- Website and app data records:

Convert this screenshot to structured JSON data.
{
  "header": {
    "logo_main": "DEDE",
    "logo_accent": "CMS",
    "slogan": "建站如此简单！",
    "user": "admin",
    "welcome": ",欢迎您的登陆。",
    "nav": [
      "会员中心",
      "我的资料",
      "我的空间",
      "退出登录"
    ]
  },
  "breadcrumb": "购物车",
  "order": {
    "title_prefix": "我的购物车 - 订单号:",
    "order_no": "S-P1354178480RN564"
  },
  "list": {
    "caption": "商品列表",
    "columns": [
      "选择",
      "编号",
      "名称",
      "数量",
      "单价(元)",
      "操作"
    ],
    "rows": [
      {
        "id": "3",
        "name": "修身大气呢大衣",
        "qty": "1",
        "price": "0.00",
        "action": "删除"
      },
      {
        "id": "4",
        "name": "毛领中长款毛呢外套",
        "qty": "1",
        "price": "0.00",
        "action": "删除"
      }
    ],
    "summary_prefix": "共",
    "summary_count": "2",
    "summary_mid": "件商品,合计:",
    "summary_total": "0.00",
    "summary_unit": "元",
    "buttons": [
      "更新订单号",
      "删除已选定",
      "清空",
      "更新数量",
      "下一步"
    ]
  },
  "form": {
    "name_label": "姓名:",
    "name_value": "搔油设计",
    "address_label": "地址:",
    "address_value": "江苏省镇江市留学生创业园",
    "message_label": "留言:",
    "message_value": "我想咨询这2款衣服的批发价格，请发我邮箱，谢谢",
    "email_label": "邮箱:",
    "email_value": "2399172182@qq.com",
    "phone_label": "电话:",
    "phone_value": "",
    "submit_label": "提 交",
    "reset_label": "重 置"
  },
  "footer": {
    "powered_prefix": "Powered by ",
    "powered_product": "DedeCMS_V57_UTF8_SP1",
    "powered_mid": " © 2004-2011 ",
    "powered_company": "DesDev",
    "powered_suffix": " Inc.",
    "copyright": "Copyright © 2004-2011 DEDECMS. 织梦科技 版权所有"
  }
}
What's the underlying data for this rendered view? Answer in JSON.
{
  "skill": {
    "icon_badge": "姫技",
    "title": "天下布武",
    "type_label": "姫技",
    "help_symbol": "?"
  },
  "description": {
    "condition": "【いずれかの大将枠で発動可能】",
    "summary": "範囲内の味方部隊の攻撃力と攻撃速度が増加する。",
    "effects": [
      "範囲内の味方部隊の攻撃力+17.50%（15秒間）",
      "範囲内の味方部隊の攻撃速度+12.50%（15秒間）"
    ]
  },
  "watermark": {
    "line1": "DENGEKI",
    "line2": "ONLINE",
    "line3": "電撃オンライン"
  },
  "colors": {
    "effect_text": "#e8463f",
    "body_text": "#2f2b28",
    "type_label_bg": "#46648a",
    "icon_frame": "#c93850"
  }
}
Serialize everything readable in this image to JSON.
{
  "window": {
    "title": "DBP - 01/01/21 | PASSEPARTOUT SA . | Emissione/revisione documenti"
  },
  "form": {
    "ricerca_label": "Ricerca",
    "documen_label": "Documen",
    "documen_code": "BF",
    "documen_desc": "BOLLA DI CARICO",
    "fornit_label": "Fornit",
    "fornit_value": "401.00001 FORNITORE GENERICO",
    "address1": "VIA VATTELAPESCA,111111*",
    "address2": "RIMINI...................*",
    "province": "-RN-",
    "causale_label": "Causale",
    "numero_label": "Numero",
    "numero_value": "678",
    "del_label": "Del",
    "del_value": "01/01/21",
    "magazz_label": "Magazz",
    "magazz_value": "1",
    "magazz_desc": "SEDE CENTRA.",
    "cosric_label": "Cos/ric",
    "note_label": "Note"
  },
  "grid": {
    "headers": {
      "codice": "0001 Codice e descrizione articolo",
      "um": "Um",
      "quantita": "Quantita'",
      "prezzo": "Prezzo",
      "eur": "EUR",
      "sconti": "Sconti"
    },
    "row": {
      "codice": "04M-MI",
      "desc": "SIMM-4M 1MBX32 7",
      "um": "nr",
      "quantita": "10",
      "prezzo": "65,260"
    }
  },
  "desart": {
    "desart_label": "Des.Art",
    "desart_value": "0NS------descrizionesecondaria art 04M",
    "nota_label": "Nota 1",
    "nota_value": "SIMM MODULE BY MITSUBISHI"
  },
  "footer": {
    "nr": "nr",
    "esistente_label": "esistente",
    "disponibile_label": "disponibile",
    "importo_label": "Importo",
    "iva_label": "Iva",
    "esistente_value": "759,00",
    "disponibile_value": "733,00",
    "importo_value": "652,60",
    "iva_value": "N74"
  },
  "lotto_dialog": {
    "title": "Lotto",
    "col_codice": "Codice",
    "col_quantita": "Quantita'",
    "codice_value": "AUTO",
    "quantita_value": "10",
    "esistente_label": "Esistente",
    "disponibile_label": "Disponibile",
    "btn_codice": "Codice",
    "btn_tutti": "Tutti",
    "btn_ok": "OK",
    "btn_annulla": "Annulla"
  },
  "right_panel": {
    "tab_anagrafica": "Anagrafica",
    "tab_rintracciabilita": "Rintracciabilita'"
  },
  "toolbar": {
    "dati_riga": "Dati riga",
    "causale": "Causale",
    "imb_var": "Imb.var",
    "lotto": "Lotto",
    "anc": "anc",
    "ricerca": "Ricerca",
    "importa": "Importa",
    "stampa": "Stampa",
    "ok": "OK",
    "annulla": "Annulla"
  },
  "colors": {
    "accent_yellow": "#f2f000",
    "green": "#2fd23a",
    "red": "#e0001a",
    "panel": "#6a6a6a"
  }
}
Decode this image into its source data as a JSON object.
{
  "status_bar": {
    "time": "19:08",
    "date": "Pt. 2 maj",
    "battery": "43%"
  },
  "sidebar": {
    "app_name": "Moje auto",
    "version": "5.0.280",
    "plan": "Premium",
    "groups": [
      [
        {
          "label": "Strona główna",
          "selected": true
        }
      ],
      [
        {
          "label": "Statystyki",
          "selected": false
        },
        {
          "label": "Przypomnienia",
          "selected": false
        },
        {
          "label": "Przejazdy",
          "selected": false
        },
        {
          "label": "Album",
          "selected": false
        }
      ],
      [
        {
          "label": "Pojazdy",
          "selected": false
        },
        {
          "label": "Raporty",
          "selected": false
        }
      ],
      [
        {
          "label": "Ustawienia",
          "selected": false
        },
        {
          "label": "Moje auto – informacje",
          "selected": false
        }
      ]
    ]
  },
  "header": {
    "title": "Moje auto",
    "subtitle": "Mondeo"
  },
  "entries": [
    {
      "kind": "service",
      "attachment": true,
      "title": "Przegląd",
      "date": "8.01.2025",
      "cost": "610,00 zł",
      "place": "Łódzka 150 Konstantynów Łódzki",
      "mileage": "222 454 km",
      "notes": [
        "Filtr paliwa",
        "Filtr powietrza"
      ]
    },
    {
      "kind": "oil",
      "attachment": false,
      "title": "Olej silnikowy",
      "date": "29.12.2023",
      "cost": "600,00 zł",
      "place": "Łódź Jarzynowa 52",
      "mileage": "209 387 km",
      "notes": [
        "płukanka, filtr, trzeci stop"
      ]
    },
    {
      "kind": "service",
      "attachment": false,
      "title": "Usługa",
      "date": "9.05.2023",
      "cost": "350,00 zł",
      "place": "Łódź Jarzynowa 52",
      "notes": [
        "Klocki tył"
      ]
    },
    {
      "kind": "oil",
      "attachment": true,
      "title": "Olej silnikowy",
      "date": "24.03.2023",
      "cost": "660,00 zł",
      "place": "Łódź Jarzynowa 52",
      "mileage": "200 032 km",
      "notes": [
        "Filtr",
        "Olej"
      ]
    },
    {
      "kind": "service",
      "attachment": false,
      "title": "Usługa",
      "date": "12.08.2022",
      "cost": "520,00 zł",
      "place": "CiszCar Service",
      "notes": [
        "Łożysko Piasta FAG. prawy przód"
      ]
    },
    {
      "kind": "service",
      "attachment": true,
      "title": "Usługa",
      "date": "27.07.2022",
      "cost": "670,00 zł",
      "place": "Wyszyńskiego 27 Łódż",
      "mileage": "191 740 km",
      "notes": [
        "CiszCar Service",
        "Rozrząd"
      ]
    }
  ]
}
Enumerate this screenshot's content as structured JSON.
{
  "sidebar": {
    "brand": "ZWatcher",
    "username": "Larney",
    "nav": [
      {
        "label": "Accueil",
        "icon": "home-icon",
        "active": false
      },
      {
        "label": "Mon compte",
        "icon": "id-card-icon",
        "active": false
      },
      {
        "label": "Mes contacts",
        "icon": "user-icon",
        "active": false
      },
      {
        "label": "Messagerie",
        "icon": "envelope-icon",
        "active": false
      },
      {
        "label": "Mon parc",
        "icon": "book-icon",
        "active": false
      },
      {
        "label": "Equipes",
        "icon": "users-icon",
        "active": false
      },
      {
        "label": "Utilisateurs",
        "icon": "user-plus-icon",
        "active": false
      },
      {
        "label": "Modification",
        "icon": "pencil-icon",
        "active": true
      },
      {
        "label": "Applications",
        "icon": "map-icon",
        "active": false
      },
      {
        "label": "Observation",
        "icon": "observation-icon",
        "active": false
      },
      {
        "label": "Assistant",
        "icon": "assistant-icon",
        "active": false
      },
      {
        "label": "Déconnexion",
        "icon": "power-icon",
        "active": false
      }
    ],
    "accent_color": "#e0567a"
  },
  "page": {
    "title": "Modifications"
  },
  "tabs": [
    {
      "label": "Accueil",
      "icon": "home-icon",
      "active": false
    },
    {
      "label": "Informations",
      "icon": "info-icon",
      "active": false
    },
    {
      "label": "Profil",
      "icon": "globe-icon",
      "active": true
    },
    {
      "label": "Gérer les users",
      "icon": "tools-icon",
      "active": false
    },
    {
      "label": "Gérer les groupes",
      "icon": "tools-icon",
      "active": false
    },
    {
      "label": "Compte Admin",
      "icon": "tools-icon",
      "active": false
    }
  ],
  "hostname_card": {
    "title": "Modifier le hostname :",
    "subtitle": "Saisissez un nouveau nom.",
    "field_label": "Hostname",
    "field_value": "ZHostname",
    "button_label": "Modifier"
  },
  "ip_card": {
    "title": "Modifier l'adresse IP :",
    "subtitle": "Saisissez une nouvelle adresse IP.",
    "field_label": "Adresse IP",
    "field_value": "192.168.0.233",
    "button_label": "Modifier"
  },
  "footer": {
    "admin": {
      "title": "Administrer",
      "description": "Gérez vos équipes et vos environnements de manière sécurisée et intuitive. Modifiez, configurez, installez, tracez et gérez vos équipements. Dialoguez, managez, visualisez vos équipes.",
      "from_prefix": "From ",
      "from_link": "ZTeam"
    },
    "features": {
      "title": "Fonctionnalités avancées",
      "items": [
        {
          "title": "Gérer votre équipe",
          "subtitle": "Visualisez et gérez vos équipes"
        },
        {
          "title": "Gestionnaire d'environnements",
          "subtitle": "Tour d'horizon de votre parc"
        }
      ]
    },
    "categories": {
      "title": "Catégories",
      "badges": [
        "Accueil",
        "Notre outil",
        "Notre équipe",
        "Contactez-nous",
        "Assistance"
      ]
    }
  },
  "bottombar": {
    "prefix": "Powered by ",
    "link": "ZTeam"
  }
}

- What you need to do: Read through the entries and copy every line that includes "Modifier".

- Answer to this exercise:
    "title": "Modifier le hostname :",
    "button_label": "Modifier"
    "title": "Modifier l'adresse IP :",
    "button_label": "Modifier"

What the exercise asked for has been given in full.